Right from picking up Michael Jordan when he was a rookie to supporting Colin Kaepernick’s decision to take the knee while the national anthem was being played, Nike has made several smart marketing choices that have contributed to their rise. In 2012 though, they pulled off something incredible.
Adidas had bought the title sponsorship rights for 2012 London Olympics for $150 million. They also sat with the Olympics Committee and laid down a set of rules to make sure that no other brand is able to associate themselves with the event. Using words like ‘London Olympics’, ‘Summer Olympics’, ‘Olympics’, ‘2012 Olympics’, etc. was banned for all other brands.
Unfortunately for them, the plan didn’t work out well and Nike stole the thunder from under their feet. While there were 9000 tweets associating Adidas with Olympics, there were 16000 tweets associating Nike with Olympics. Not just that, while Adidas added 12000 followers to their handle, Nike added 57000 followers.
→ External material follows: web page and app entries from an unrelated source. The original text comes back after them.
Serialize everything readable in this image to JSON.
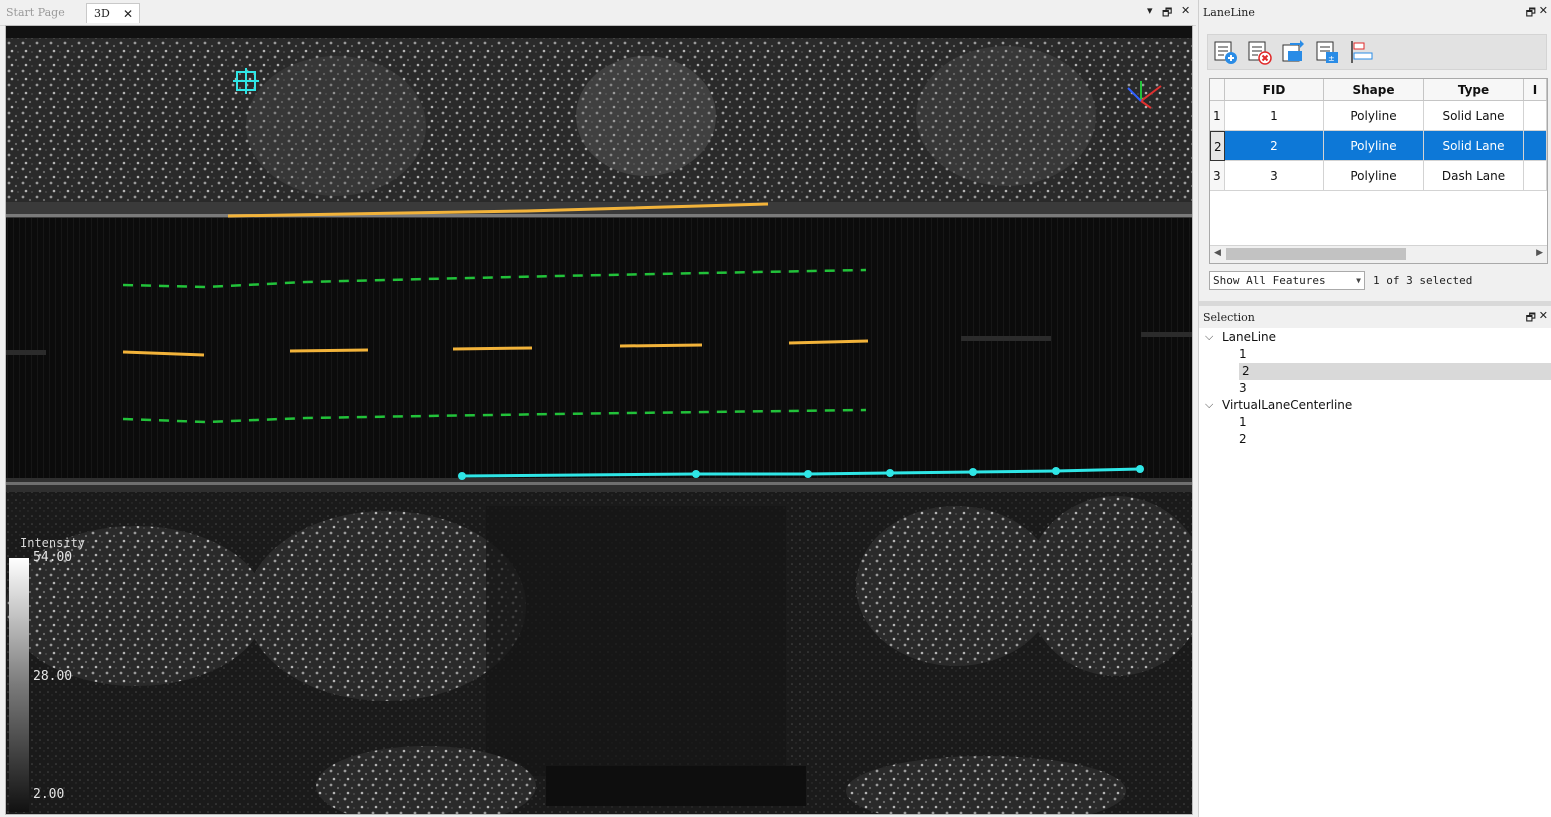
{
  "doc_tabs": {
    "start_page": "Start Page",
    "view3d": "3D"
  },
  "legend": {
    "title": "Intensity",
    "max": "54.00",
    "mid": "28.00",
    "min": "2.00"
  },
  "laneline_panel": {
    "title": "LaneLine",
    "toolbar": [
      "add-feature-icon",
      "delete-feature-icon",
      "export-icon",
      "field-calc-icon",
      "align-icon"
    ],
    "columns": [
      "FID",
      "Shape",
      "Type",
      "I"
    ],
    "rows": [
      {
        "num": "1",
        "fid": "1",
        "shape": "Polyline",
        "type": "Solid Lane"
      },
      {
        "num": "2",
        "fid": "2",
        "shape": "Polyline",
        "type": "Solid Lane"
      },
      {
        "num": "3",
        "fid": "3",
        "shape": "Polyline",
        "type": "Dash Lane"
      }
    ],
    "selected_row": 2,
    "filter": "Show All Features",
    "selection_status": "1 of 3 selected"
  },
  "selection_panel": {
    "title": "Selection",
    "groups": [
      {
        "name": "LaneLine",
        "items": [
          "1",
          "2",
          "3"
        ]
      },
      {
        "name": "VirtualLaneCenterline",
        "items": [
          "1",
          "2"
        ]
      }
    ],
    "highlighted_item": "2"
  },
  "colors": {
    "solid_lane": "#f2b33a",
    "virtual_centerline": "#22c23a",
    "selected_line": "#2fe6e6",
    "selection_blue": "#0d78d7"
  }
}
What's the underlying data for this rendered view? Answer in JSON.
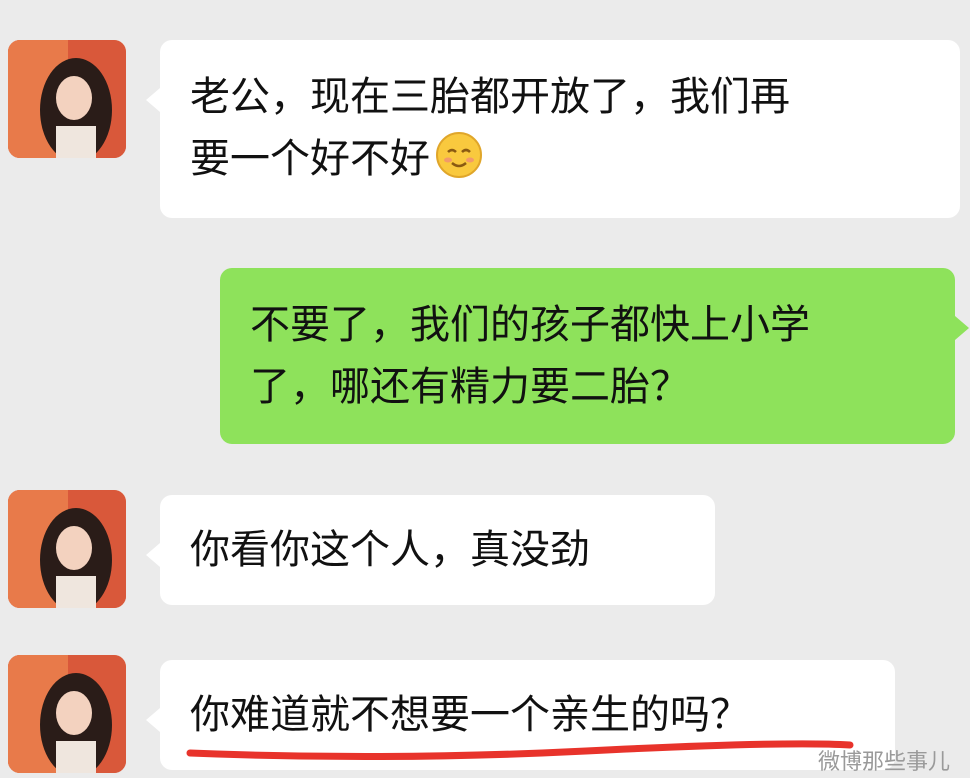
{
  "conversation": {
    "messages": [
      {
        "side": "left",
        "line1": "老公，现在三胎都开放了，我们再",
        "line2": "要一个好不好",
        "emoji": "smiling-face-emoji"
      },
      {
        "side": "right",
        "line1": "不要了，我们的孩子都快上小学",
        "line2": "了，哪还有精力要二胎？"
      },
      {
        "side": "left",
        "line1": "你看你这个人，真没劲"
      },
      {
        "side": "left",
        "line1": "你难道就不想要一个亲生的吗？"
      }
    ]
  },
  "watermark": "微博那些事儿",
  "colors": {
    "background": "#ebebeb",
    "left_bubble": "#ffffff",
    "right_bubble": "#8ee25b",
    "underline": "#e8332b"
  },
  "icons": {
    "avatar": "woman-portrait-avatar",
    "emoji": "smiling-face-emoji"
  }
}
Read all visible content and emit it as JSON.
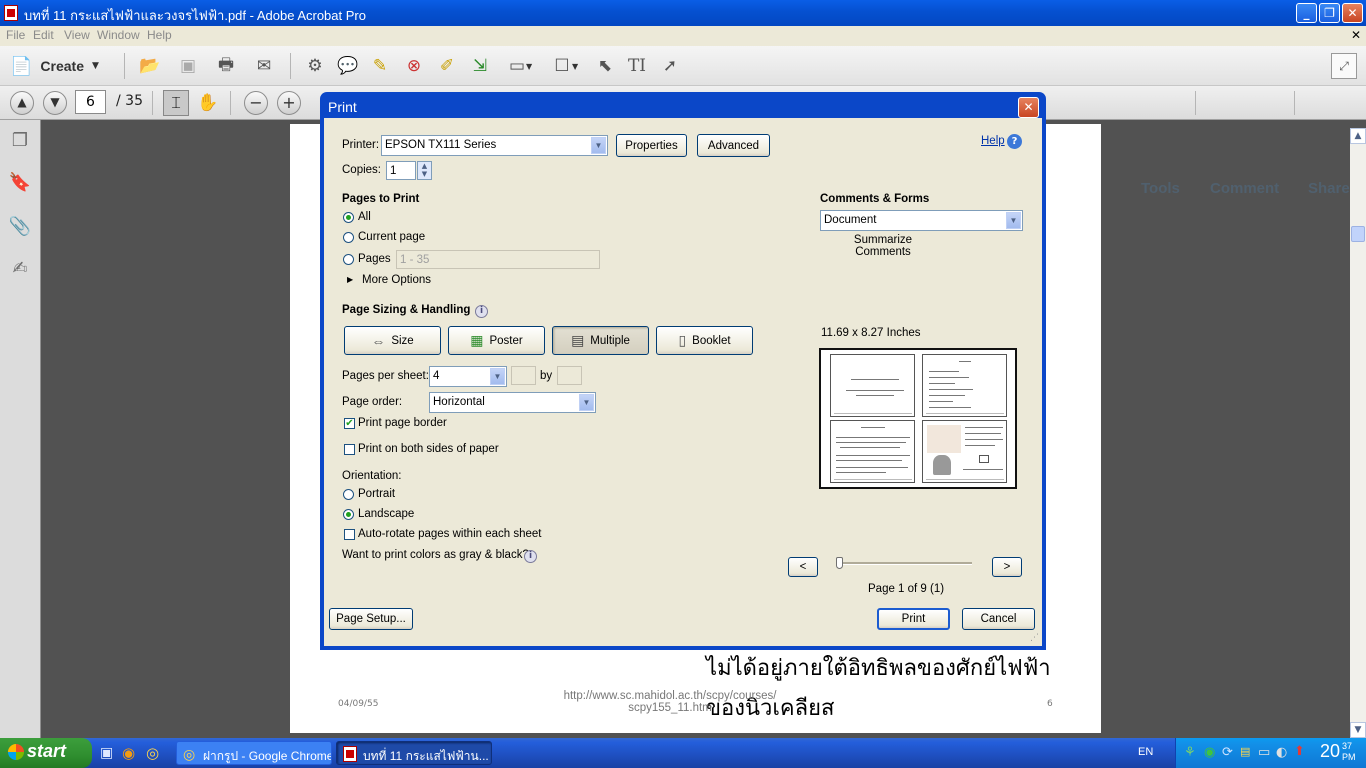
{
  "window": {
    "title": "บทที่ 11 กระแสไฟฟ้าและวงจรไฟฟ้า.pdf - Adobe Acrobat Pro"
  },
  "menu": [
    "File",
    "Edit",
    "View",
    "Window",
    "Help"
  ],
  "toolbar": {
    "create_label": "Create"
  },
  "nav": {
    "current_page": "6",
    "total_pages": "/ 35"
  },
  "right_links": [
    "Tools",
    "Comment",
    "Share"
  ],
  "document": {
    "thai_line1": "ไม่ได้อยู่ภายใต้อิทธิพลของศักย์ไฟฟ้า",
    "thai_line2": "ของนิวเคลียส",
    "date": "04/09/55",
    "url_line1": "http://www.sc.mahidol.ac.th/scpy/courses/",
    "url_line2": "scpy155_11.htm",
    "page_number": "6"
  },
  "print_dialog": {
    "title": "Print",
    "help_label": "Help",
    "printer_label": "Printer:",
    "printer_value": "EPSON TX111 Series",
    "properties_button": "Properties",
    "advanced_button": "Advanced",
    "copies_label": "Copies:",
    "copies_value": "1",
    "pages_to_print": {
      "heading": "Pages to Print",
      "all": "All",
      "current_page": "Current page",
      "pages": "Pages",
      "pages_placeholder": "1 - 35",
      "more_options": "More Options",
      "selected": "All"
    },
    "sizing": {
      "heading": "Page Sizing & Handling",
      "buttons": [
        "Size",
        "Poster",
        "Multiple",
        "Booklet"
      ],
      "active": "Multiple",
      "pages_per_sheet_label": "Pages per sheet:",
      "pages_per_sheet_value": "4",
      "by_label": "by",
      "page_order_label": "Page order:",
      "page_order_value": "Horizontal",
      "print_page_border": "Print page border",
      "print_page_border_checked": true,
      "print_both_sides": "Print on both sides of paper",
      "print_both_sides_checked": false
    },
    "orientation": {
      "label": "Orientation:",
      "portrait": "Portrait",
      "landscape": "Landscape",
      "selected": "Landscape",
      "auto_rotate": "Auto-rotate pages within each sheet",
      "auto_rotate_checked": false
    },
    "gray_question": "Want to print colors as gray & black?",
    "comments_forms": {
      "heading": "Comments & Forms",
      "value": "Document",
      "summarize": "Summarize Comments"
    },
    "preview": {
      "size_label": "11.69 x 8.27 Inches",
      "prev": "<",
      "next": ">",
      "page_status": "Page 1 of 9 (1)",
      "position_fraction": 0
    },
    "page_setup_button": "Page Setup...",
    "print_button": "Print",
    "cancel_button": "Cancel"
  },
  "taskbar": {
    "start_label": "start",
    "tasks": [
      {
        "label": "ฝากรูป - Google Chrome",
        "active": false
      },
      {
        "label": "บทที่ 11 กระแสไฟฟ้าน...",
        "active": true
      }
    ],
    "language": "EN",
    "clock": "20",
    "clock_minutes": "37",
    "clock_ampm": "PM"
  }
}
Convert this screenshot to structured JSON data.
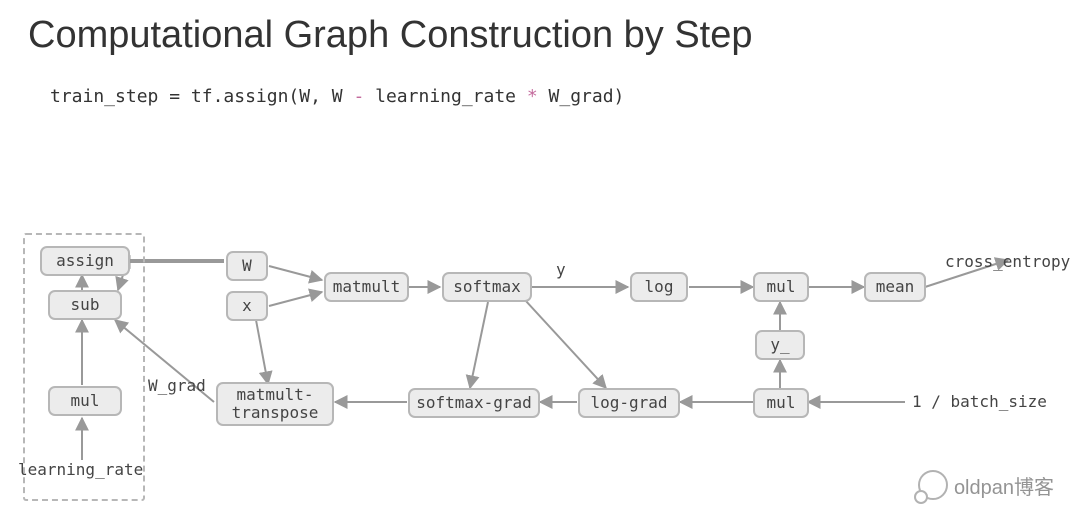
{
  "title": "Computational Graph Construction by Step",
  "code": {
    "var": "train_step",
    "eq": " = ",
    "fn": "tf.assign(W, W ",
    "minus": "-",
    "rest1": " learning_rate ",
    "star": "*",
    "rest2": " W_grad)"
  },
  "nodes": {
    "assign": "assign",
    "sub": "sub",
    "mul_left": "mul",
    "W": "W",
    "x": "x",
    "matmult": "matmult",
    "softmax": "softmax",
    "log": "log",
    "mul_top": "mul",
    "mean": "mean",
    "y_": "y_",
    "matmult_transpose": "matmult-\ntranspose",
    "softmax_grad": "softmax-grad",
    "log_grad": "log-grad",
    "mul_bottom": "mul"
  },
  "labels": {
    "y": "y",
    "cross_entropy": "cross_entropy",
    "w_grad": "W_grad",
    "learning_rate": "learning_rate",
    "batch_size": "1 / batch_size"
  },
  "watermark": "oldpan博客"
}
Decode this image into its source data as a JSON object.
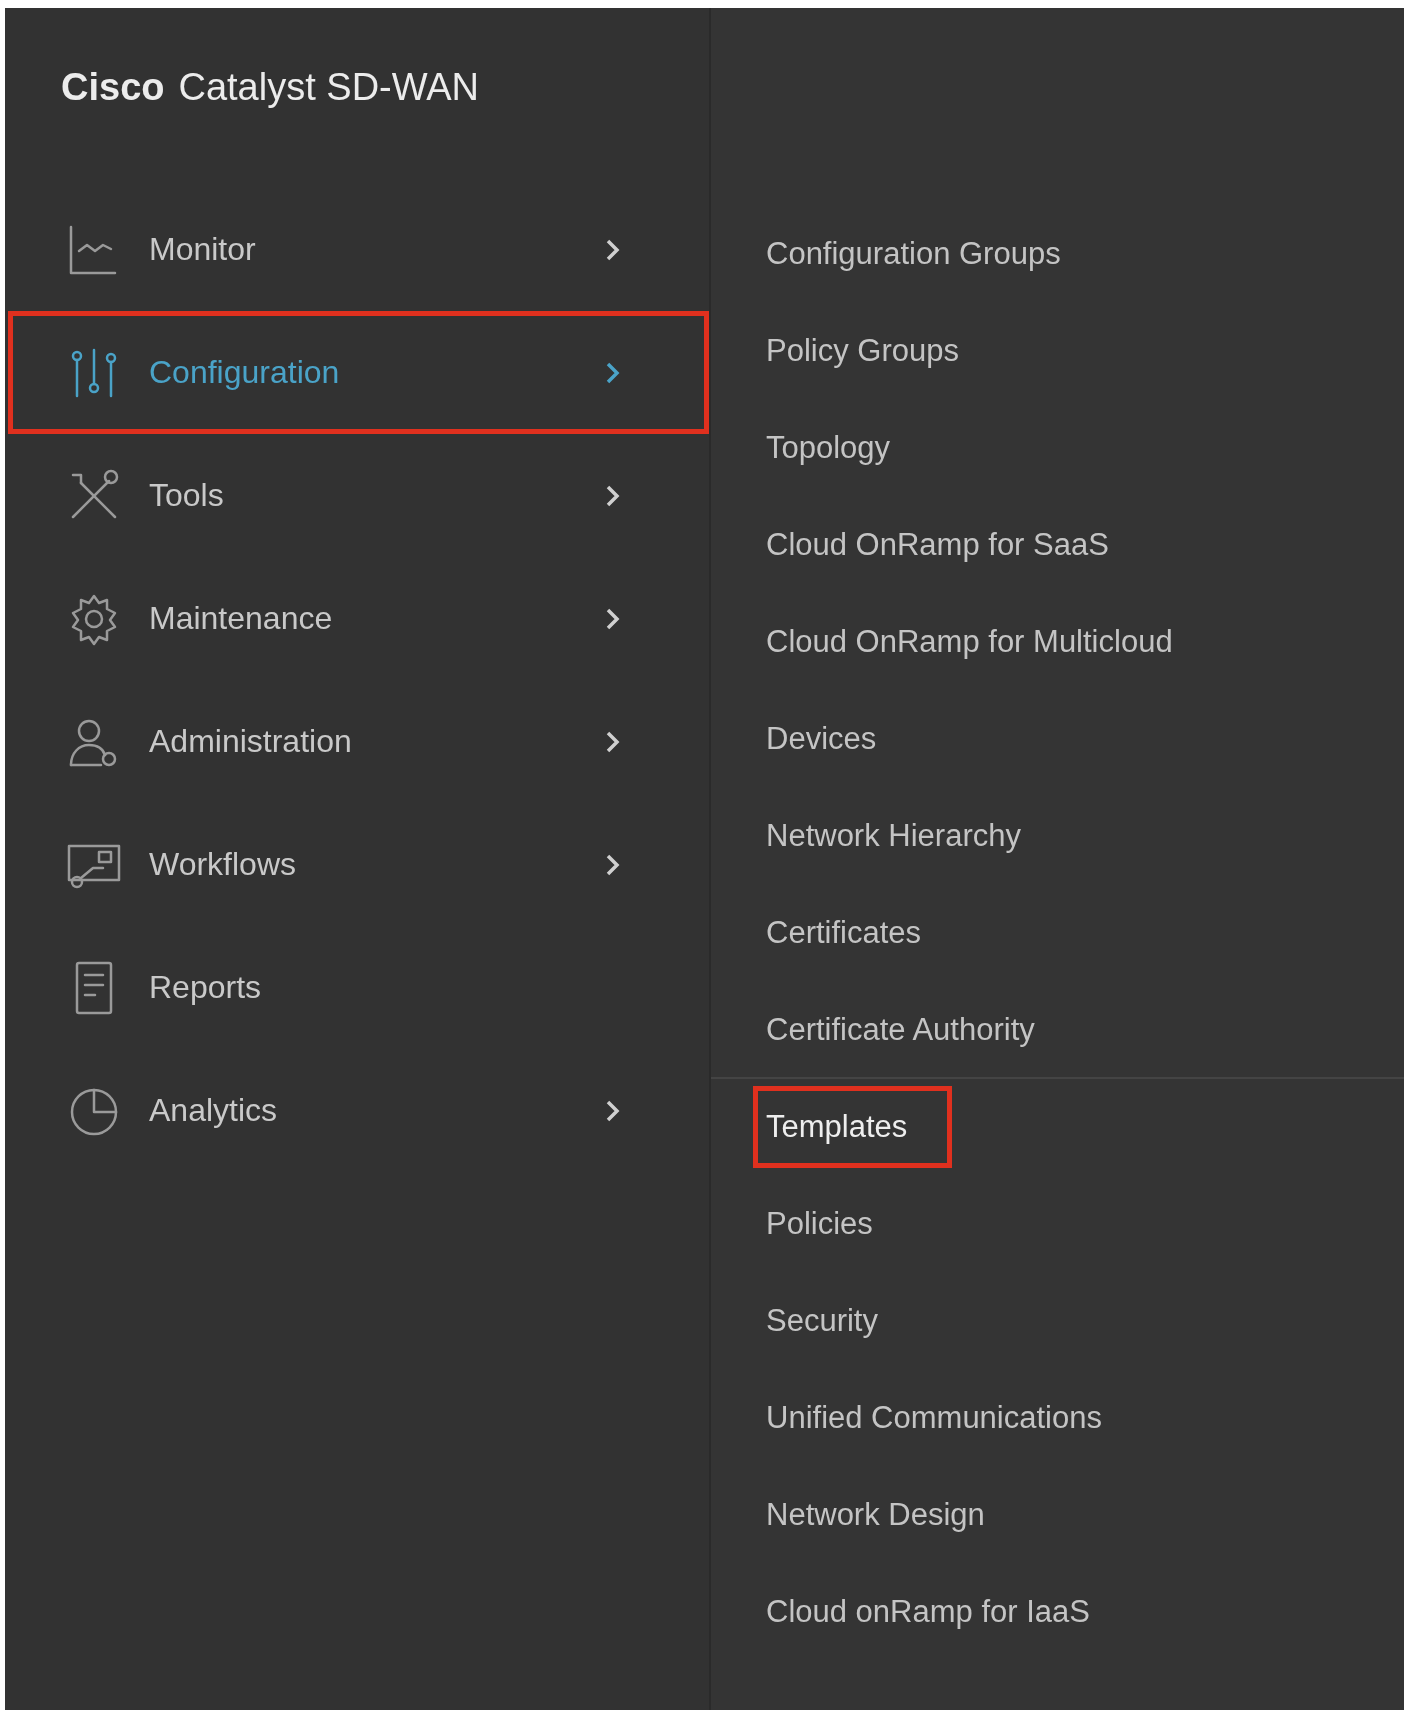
{
  "brand": {
    "name": "Cisco",
    "product": "Catalyst SD-WAN"
  },
  "menu": [
    {
      "label": "Monitor",
      "chevron": true,
      "selected": false,
      "highlighted": false
    },
    {
      "label": "Configuration",
      "chevron": true,
      "selected": true,
      "highlighted": true
    },
    {
      "label": "Tools",
      "chevron": true,
      "selected": false,
      "highlighted": false
    },
    {
      "label": "Maintenance",
      "chevron": true,
      "selected": false,
      "highlighted": false
    },
    {
      "label": "Administration",
      "chevron": true,
      "selected": false,
      "highlighted": false
    },
    {
      "label": "Workflows",
      "chevron": true,
      "selected": false,
      "highlighted": false
    },
    {
      "label": "Reports",
      "chevron": false,
      "selected": false,
      "highlighted": false
    },
    {
      "label": "Analytics",
      "chevron": true,
      "selected": false,
      "highlighted": false
    }
  ],
  "submenu": [
    {
      "label": "Configuration Groups",
      "highlighted": false,
      "divider_before": false
    },
    {
      "label": "Policy Groups",
      "highlighted": false,
      "divider_before": false
    },
    {
      "label": "Topology",
      "highlighted": false,
      "divider_before": false
    },
    {
      "label": "Cloud OnRamp for SaaS",
      "highlighted": false,
      "divider_before": false
    },
    {
      "label": "Cloud OnRamp for Multicloud",
      "highlighted": false,
      "divider_before": false
    },
    {
      "label": "Devices",
      "highlighted": false,
      "divider_before": false
    },
    {
      "label": "Network Hierarchy",
      "highlighted": false,
      "divider_before": false
    },
    {
      "label": "Certificates",
      "highlighted": false,
      "divider_before": false
    },
    {
      "label": "Certificate Authority",
      "highlighted": false,
      "divider_before": false
    },
    {
      "label": "Templates",
      "highlighted": true,
      "divider_before": true
    },
    {
      "label": "Policies",
      "highlighted": false,
      "divider_before": false
    },
    {
      "label": "Security",
      "highlighted": false,
      "divider_before": false
    },
    {
      "label": "Unified Communications",
      "highlighted": false,
      "divider_before": false
    },
    {
      "label": "Network Design",
      "highlighted": false,
      "divider_before": false
    },
    {
      "label": "Cloud onRamp for IaaS",
      "highlighted": false,
      "divider_before": false
    }
  ]
}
Please note that this was in 2012 and the microblogging platform was not as widely used as it is now.
Outside Twitter too, Nike made a bigger impact. According to a survey conducted in USA, more people thought that Nike was the title sponsor of Olympics and not Adidas.
So how did Nike manage to pull off this heist? Well, they innovated. They weren’t allowed to use London, UK as a setting so they used other places named London but situated elsewhere in the world. They also signed a deal with 400 athletes so that they wore only yellow-green colored Nike Volt shoes.
Instead of athletes, they hired normal teenagers to feature in their ad which basically said that greatness wasn’t reserved for a select few. It was for everyone. The ad became so popular that it helped them overtake Adidas in this marketing war.
It’s not like Nike has never made mistakes. Initially, when they launched, they targeted elite athletes and forgot about common people who would buy their shoes. In a 1992 interview with Harvard Business Review, co-founder Phil Knight said, “We understood our “core consumers,” the athletes who were performing at the highest level of the sport. We saw them as being at the top of a pyramid, with weekend jocks in the middle of the pyramid, and everybody else who wore athletic shoes at the bottom. Even though about 60% of our product is bought by people who don’t use it for the actual sport, everything we did was aimed at the top. We said, if we get the people at the top, we’ll get the others because they’ll know that the shoe can perform. But that was an oversimplification. Sure, it’s important to get the top of the pyramid, but you’ve also got to speak to the people all the way down.”
They were also embroiled in controversy when Lance Armstrong and Maria Sharapova, two stars they sponsored, received bans for using performance enhancing drugs. Some people even pointed fingers at them for using sweatshops in poorer countries to produce their shoes. They withstood these setbacks and continued to produce premium footwear that was sold under an idea – that of overcoming all odds.
An example of this can be seen when Rafael Nadal was asked to retire by his doctor when he was just 19. The Spaniard had a congenital disease which was making his bones splinter. Everything seemed dark until his sponsor Nike developed a shoe with a modified sole. They were now able to cushion the part of Nadal’s feet that was causing problems. As a result of this, Nadal was able to have a glittering career (that’s not yet over) with 20 Grand Slam titles.
To conclude, we’ll tell you a story about Steve Jobs. When he returned to Apple in 1996, they were facing losses for an 11th straight year. Things were looking bleak and people were starting to lose faith in the company. That’s when, inspired by Nike’s marketing style, Jobs launched the ‘Think Different’ campaign. The rest, as they say, is history.